(Task to complete)
Repeat the data word for word and skip the pictures.

(Data for this exercise)
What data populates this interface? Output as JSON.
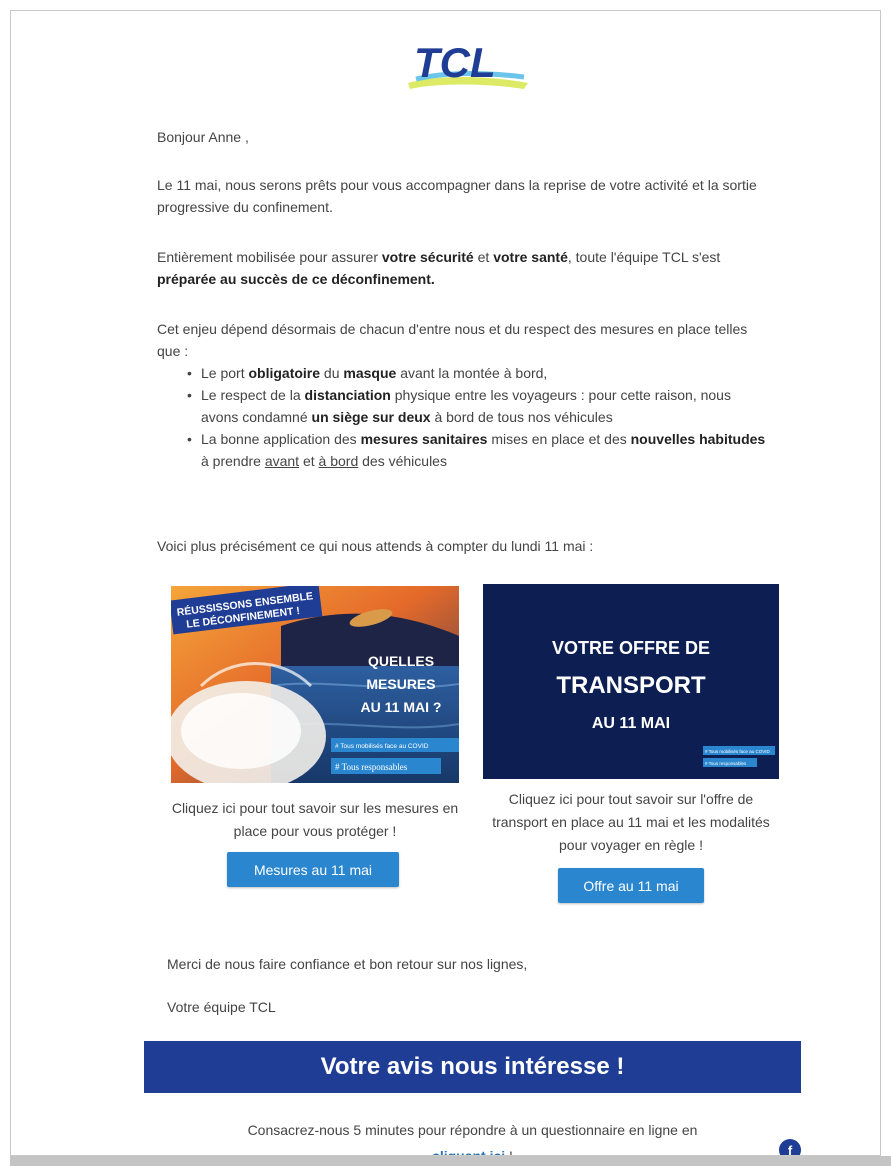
{
  "logo": {
    "text": "TCL"
  },
  "greeting": "Bonjour Anne ,",
  "intro": "Le 11 mai, nous serons prêts pour vous accompagner dans la reprise de votre activité et la sortie progressive du confinement.",
  "mobilisation": {
    "p1": "Entièrement mobilisée pour assurer ",
    "b1": "votre sécurité",
    "p2": " et ",
    "b2": "votre santé",
    "p3": ", toute l'équipe TCL s'est ",
    "b3": "préparée au succès de ce déconfinement."
  },
  "enjeu": "Cet enjeu dépend désormais de chacun d'entre nous et du respect des mesures en place telles que :",
  "measures": [
    {
      "t1": "Le port ",
      "b1": "obligatoire",
      "t2": " du ",
      "b2": "masque",
      "t3": " avant la montée à bord,"
    },
    {
      "t1": "Le respect de la ",
      "b1": "distanciation",
      "t2": " physique entre les voyageurs : pour cette raison, nous avons condamné ",
      "b2": "un siège sur deux",
      "t3": " à bord de tous nos véhicules"
    },
    {
      "t1": "La bonne application des ",
      "b1": "mesures sanitaires",
      "t2": " mises en place et des ",
      "b2": "nouvelles habitudes",
      "t3": " à prendre ",
      "u1": "avant",
      "t4": " et ",
      "u2": "à bord",
      "t5": " des véhicules"
    }
  ],
  "voici": "Voici plus précisément ce qui nous attends à compter du lundi 11 mai :",
  "promo_left": {
    "banner": "RÉUSSISSONS ENSEMBLE\nLE DÉCONFINEMENT !",
    "line1": "QUELLES",
    "line2": "MESURES",
    "line3": "AU 11 MAI ?",
    "tag1": "# Tous mobilisés face au COVID",
    "tag2": "# Tous responsables",
    "caption": "Cliquez ici pour tout savoir sur les mesures en place pour vous protéger !",
    "button": "Mesures au 11 mai"
  },
  "promo_right": {
    "line1": "VOTRE OFFRE DE",
    "line2": "TRANSPORT",
    "line3": "AU 11 MAI",
    "tag1": "# Tous mobilisés face au COVID",
    "tag2": "# Tous responsables",
    "caption": "Cliquez ici pour tout savoir sur l'offre de transport en place au 11 mai et les modalités pour voyager en règle !",
    "button": "Offre au 11 mai"
  },
  "merci": "Merci de nous faire confiance et bon retour sur nos lignes,",
  "signature": "Votre équipe TCL",
  "avis_banner": "Votre avis nous intéresse !",
  "survey": {
    "text": "Consacrez-nous 5 minutes pour répondre à un questionnaire en ligne en",
    "link": "cliquant ici",
    "after": " !"
  },
  "facebook_icon": "f",
  "colors": {
    "brand_blue": "#1f3d94",
    "button_blue": "#2b86d0",
    "navy": "#0c1e52"
  }
}
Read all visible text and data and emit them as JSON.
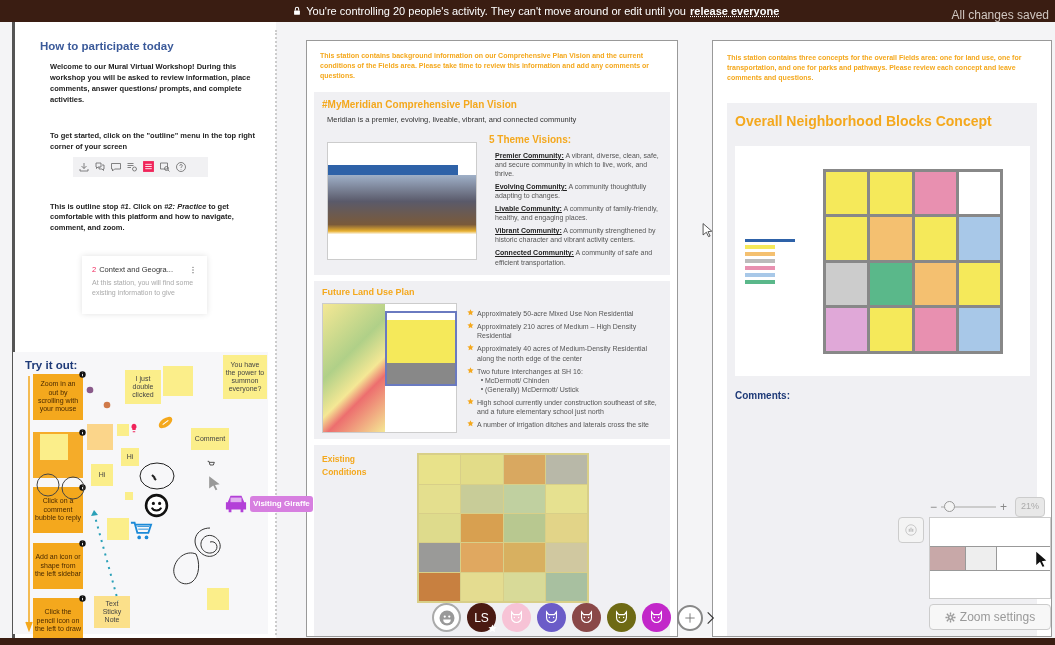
{
  "banner": {
    "message": "You're controlling 20 people's activity. They can't move around or edit until you",
    "link": "release everyone",
    "save_status": "All changes saved"
  },
  "intro": {
    "title": "How to participate today",
    "welcome": "Welcome to our Mural Virtual Workshop! During this workshop you will be asked to review information, place comments, answer questions/ prompts, and complete activities.",
    "get_started": "To get started, click on the \"outline\" menu in the top right corner of your screen",
    "outline_stop": "This is outline stop *#1*. Click on *#2: Practice* to get comfortable with this platform and how to navigate, comment, and zoom.",
    "outline_card": {
      "number": "2",
      "title": "Context and Geogra...",
      "preview": "At this station, you will find some existing information to give"
    }
  },
  "practice": {
    "title": "Try it out:",
    "steps": [
      {
        "kind": "text",
        "text": "Zoom in an out by scrolling with your mouse"
      },
      {
        "kind": "covered"
      },
      {
        "kind": "text",
        "text": "Click on a comment bubble to reply"
      },
      {
        "kind": "text",
        "text": "Add an icon or shape from the left sidebar"
      },
      {
        "kind": "text",
        "text": "Click the pencil icon on the left to draw"
      }
    ],
    "notes": [
      {
        "text": "I just double clicked",
        "color": "#fbee8a"
      },
      {
        "color": "#fbee8a"
      },
      {
        "text": "You have the power to summon everyone?",
        "color": "#fbee8a"
      },
      {
        "text": "Comment",
        "color": "#fbee8a"
      },
      {
        "text": "Hi",
        "color": "#fbee8a"
      },
      {
        "text": "Hi",
        "color": "#fbee8a"
      },
      {
        "color": "#fbd58a"
      },
      {
        "color": "#fbee8a"
      },
      {
        "color": "#fbee8a"
      },
      {
        "color": "#fbee8a"
      },
      {
        "color": "#fbee8a"
      },
      {
        "color": "#fbee8a"
      },
      {
        "text": "Text Sticky Note",
        "color": "#fbe08a"
      }
    ],
    "cursor_label": "Visiting Giraffe"
  },
  "station_1": {
    "intro": "This station contains background information on our Comprehensive Plan Vision and the current conditions of the Fields area. Please take time to review this information and add any comments or questions.",
    "vision": {
      "title": "#MyMeridian Comprehensive Plan Vision",
      "statement": "Meridian is a premier, evolving, liveable, vibrant, and connected community",
      "themes_title": "5 Theme Visions:",
      "themes": [
        {
          "name": "Premier Community:",
          "text": "A vibrant, diverse, clean, safe, and secure community in which to live, work, and thrive."
        },
        {
          "name": "Evolving Community:",
          "text": "A community thoughtfully adapting to changes."
        },
        {
          "name": "Livable Community:",
          "text": "A community of family-friendly, healthy, and engaging places."
        },
        {
          "name": "Vibrant Community:",
          "text": "A community strengthened by historic character and vibrant activity centers."
        },
        {
          "name": "Connected Community:",
          "text": "A community of safe and efficient transportation."
        }
      ]
    },
    "land_use": {
      "title": "Future Land Use Plan",
      "bullets": [
        {
          "text": "Approximately 50-acre Mixed Use Non Residential"
        },
        {
          "text": "Approximately 210 acres of Medium – High Density Residential"
        },
        {
          "text": "Approximately 40 acres of Medium-Density Residential along the north edge of the center"
        },
        {
          "text": "Two future interchanges at SH 16:",
          "children": [
            "McDermott/ Chinden",
            "(Generally) McDermott/ Ustick"
          ]
        },
        {
          "text": "High school currently under construction southeast of site, and a future elementary school just north"
        },
        {
          "text": "A number of irrigation ditches and laterals cross the site"
        }
      ]
    },
    "existing": {
      "title": "Existing Conditions"
    }
  },
  "station_2": {
    "intro": "This station contains three concepts for the overall Fields area: one for land use, one for transportation, and one for parks and pathways. Please review each concept and leave comments and questions.",
    "title": "Overall Neighborhood Blocks Concept",
    "comments_label": "Comments:"
  },
  "collaborators": [
    {
      "kind": "smiley",
      "color": "#ffffff"
    },
    {
      "kind": "initials",
      "initials": "LS",
      "color": "#4a1a12"
    },
    {
      "kind": "animal",
      "color": "#f7c3d6"
    },
    {
      "kind": "animal",
      "color": "#6b5cc8"
    },
    {
      "kind": "animal",
      "color": "#8a4848"
    },
    {
      "kind": "animal",
      "color": "#6e6a14"
    },
    {
      "kind": "animal",
      "color": "#c227c9"
    }
  ],
  "zoom": {
    "zoom_out": "−",
    "zoom_in": "+",
    "level": 0.15,
    "reading": "21%",
    "settings": "Zoom settings"
  }
}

(The answer)
What data populates this interface? Output as JSON.
{
  "logo": {
    "text": "TCL"
  },
  "greeting": "Bonjour Anne ,",
  "intro": "Le 11 mai, nous serons prêts pour vous accompagner dans la reprise de votre activité et la sortie progressive du confinement.",
  "mobilisation": {
    "p1": "Entièrement mobilisée pour assurer ",
    "b1": "votre sécurité",
    "p2": " et ",
    "b2": "votre santé",
    "p3": ", toute l'équipe TCL s'est ",
    "b3": "préparée au succès de ce déconfinement."
  },
  "enjeu": "Cet enjeu dépend désormais de chacun d'entre nous et du respect des mesures en place telles que :",
  "measures": [
    {
      "t1": "Le port ",
      "b1": "obligatoire",
      "t2": " du ",
      "b2": "masque",
      "t3": " avant la montée à bord,"
    },
    {
      "t1": "Le respect de la ",
      "b1": "distanciation",
      "t2": " physique entre les voyageurs : pour cette raison, nous avons condamné ",
      "b2": "un siège sur deux",
      "t3": " à bord de tous nos véhicules"
    },
    {
      "t1": "La bonne application des ",
      "b1": "mesures sanitaires",
      "t2": " mises en place et des ",
      "b2": "nouvelles habitudes",
      "t3": " à prendre ",
      "u1": "avant",
      "t4": " et ",
      "u2": "à bord",
      "t5": " des véhicules"
    }
  ],
  "voici": "Voici plus précisément ce qui nous attends à compter du lundi 11 mai :",
  "promo_left": {
    "banner": "RÉUSSISSONS ENSEMBLE\nLE DÉCONFINEMENT !",
    "line1": "QUELLES",
    "line2": "MESURES",
    "line3": "AU 11 MAI ?",
    "tag1": "# Tous mobilisés face au COVID",
    "tag2": "# Tous responsables",
    "caption": "Cliquez ici pour tout savoir sur les mesures en place pour vous protéger !",
    "button": "Mesures au 11 mai"
  },
  "promo_right": {
    "line1": "VOTRE OFFRE DE",
    "line2": "TRANSPORT",
    "line3": "AU 11 MAI",
    "tag1": "# Tous mobilisés face au COVID",
    "tag2": "# Tous responsables",
    "caption": "Cliquez ici pour tout savoir sur l'offre de transport en place au 11 mai et les modalités pour voyager en règle !",
    "button": "Offre au 11 mai"
  },
  "merci": "Merci de nous faire confiance et bon retour sur nos lignes,",
  "signature": "Votre équipe TCL",
  "avis_banner": "Votre avis nous intéresse !",
  "survey": {
    "text": "Consacrez-nous 5 minutes pour répondre à un questionnaire en ligne en",
    "link": "cliquant ici",
    "after": " !"
  },
  "facebook_icon": "f",
  "colors": {
    "brand_blue": "#1f3d94",
    "button_blue": "#2b86d0",
    "navy": "#0c1e52"
  }
}
Read all visible text and data and emit them as JSON.
{
  "banner": {
    "message": "You're controlling 20 people's activity. They can't move around or edit until you",
    "link": "release everyone",
    "save_status": "All changes saved"
  },
  "intro": {
    "title": "How to participate today",
    "welcome": "Welcome to our Mural Virtual Workshop! During this workshop you will be asked to review information, place comments, answer questions/ prompts, and complete activities.",
    "get_started": "To get started, click on the \"outline\" menu in the top right corner of your screen",
    "outline_stop": "This is outline stop *#1*. Click on *#2: Practice* to get comfortable with this platform and how to navigate, comment, and zoom.",
    "outline_card": {
      "number": "2",
      "title": "Context and Geogra...",
      "preview": "At this station, you will find some existing information to give"
    }
  },
  "practice": {
    "title": "Try it out:",
    "steps": [
      {
        "kind": "text",
        "text": "Zoom in an out by scrolling with your mouse"
      },
      {
        "kind": "covered"
      },
      {
        "kind": "text",
        "text": "Click on a comment bubble to reply"
      },
      {
        "kind": "text",
        "text": "Add an icon or shape from the left sidebar"
      },
      {
        "kind": "text",
        "text": "Click the pencil icon on the left to draw"
      }
    ],
    "notes": [
      {
        "text": "I just double clicked",
        "color": "#fbee8a"
      },
      {
        "color": "#fbee8a"
      },
      {
        "text": "You have the power to summon everyone?",
        "color": "#fbee8a"
      },
      {
        "text": "Comment",
        "color": "#fbee8a"
      },
      {
        "text": "Hi",
        "color": "#fbee8a"
      },
      {
        "text": "Hi",
        "color": "#fbee8a"
      },
      {
        "color": "#fbd58a"
      },
      {
        "color": "#fbee8a"
      },
      {
        "color": "#fbee8a"
      },
      {
        "color": "#fbee8a"
      },
      {
        "color": "#fbee8a"
      },
      {
        "color": "#fbee8a"
      },
      {
        "text": "Text Sticky Note",
        "color": "#fbe08a"
      }
    ],
    "cursor_label": "Visiting Giraffe"
  },
  "station_1": {
    "intro": "This station contains background information on our Comprehensive Plan Vision and the current conditions of the Fields area. Please take time to review this information and add any comments or questions.",
    "vision": {
      "title": "#MyMeridian Comprehensive Plan Vision",
      "statement": "Meridian is a premier, evolving, liveable, vibrant, and connected community",
      "themes_title": "5 Theme Visions:",
      "themes": [
        {
          "name": "Premier Community:",
          "text": "A vibrant, diverse, clean, safe, and secure community in which to live, work, and thrive."
        },
        {
          "name": "Evolving Community:",
          "text": "A community thoughtfully adapting to changes."
        },
        {
          "name": "Livable Community:",
          "text": "A community of family-friendly, healthy, and engaging places."
        },
        {
          "name": "Vibrant Community:",
          "text": "A community strengthened by historic character and vibrant activity centers."
        },
        {
          "name": "Connected Community:",
          "text": "A community of safe and efficient transportation."
        }
      ]
    },
    "land_use": {
      "title": "Future Land Use Plan",
      "bullets": [
        {
          "text": "Approximately 50-acre Mixed Use Non Residential"
        },
        {
          "text": "Approximately 210 acres of Medium – High Density Residential"
        },
        {
          "text": "Approximately 40 acres of Medium-Density Residential along the north edge of the center"
        },
        {
          "text": "Two future interchanges at SH 16:",
          "children": [
            "McDermott/ Chinden",
            "(Generally) McDermott/ Ustick"
          ]
        },
        {
          "text": "High school currently under construction southeast of site, and a future elementary school just north"
        },
        {
          "text": "A number of irrigation ditches and laterals cross the site"
        }
      ]
    },
    "existing": {
      "title": "Existing Conditions"
    }
  },
  "station_2": {
    "intro": "This station contains three concepts for the overall Fields area: one for land use, one for transportation, and one for parks and pathways. Please review each concept and leave comments and questions.",
    "title": "Overall Neighborhood Blocks Concept",
    "comments_label": "Comments:"
  },
  "collaborators": [
    {
      "kind": "smiley",
      "color": "#ffffff"
    },
    {
      "kind": "initials",
      "initials": "LS",
      "color": "#4a1a12"
    },
    {
      "kind": "animal",
      "color": "#f7c3d6"
    },
    {
      "kind": "animal",
      "color": "#6b5cc8"
    },
    {
      "kind": "animal",
      "color": "#8a4848"
    },
    {
      "kind": "animal",
      "color": "#6e6a14"
    },
    {
      "kind": "animal",
      "color": "#c227c9"
    }
  ],
  "zoom": {
    "zoom_out": "−",
    "zoom_in": "+",
    "level": 0.15,
    "reading": "21%",
    "settings": "Zoom settings"
  }
}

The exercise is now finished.